▶ **What this task involves**:
Read the lines of the data below and retrieve those with "Configuration".

[Page and application data records]
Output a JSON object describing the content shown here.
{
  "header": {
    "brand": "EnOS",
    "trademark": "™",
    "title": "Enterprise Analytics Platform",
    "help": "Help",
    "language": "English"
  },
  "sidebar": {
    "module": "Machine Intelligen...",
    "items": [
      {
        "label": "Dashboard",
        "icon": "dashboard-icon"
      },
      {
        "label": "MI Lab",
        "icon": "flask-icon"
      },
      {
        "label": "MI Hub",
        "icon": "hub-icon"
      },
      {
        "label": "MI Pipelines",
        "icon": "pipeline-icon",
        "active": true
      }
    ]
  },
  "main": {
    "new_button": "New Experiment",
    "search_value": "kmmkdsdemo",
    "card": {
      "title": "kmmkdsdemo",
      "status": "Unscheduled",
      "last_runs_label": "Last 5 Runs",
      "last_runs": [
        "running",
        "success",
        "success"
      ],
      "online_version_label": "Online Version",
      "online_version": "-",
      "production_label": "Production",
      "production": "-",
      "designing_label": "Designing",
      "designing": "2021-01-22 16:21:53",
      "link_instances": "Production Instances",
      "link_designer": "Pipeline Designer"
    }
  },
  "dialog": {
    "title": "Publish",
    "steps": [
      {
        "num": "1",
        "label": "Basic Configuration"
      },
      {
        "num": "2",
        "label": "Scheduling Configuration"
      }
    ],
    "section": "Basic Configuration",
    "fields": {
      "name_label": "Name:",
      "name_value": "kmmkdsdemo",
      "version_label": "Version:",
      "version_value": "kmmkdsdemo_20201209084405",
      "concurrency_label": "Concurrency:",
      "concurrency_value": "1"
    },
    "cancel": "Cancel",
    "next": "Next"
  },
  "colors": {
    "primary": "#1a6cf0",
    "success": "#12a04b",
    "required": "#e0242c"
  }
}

▶ **Answer**:
        "label": "Basic Configuration"
        "label": "Scheduling Configuration"
    "section": "Basic Configuration",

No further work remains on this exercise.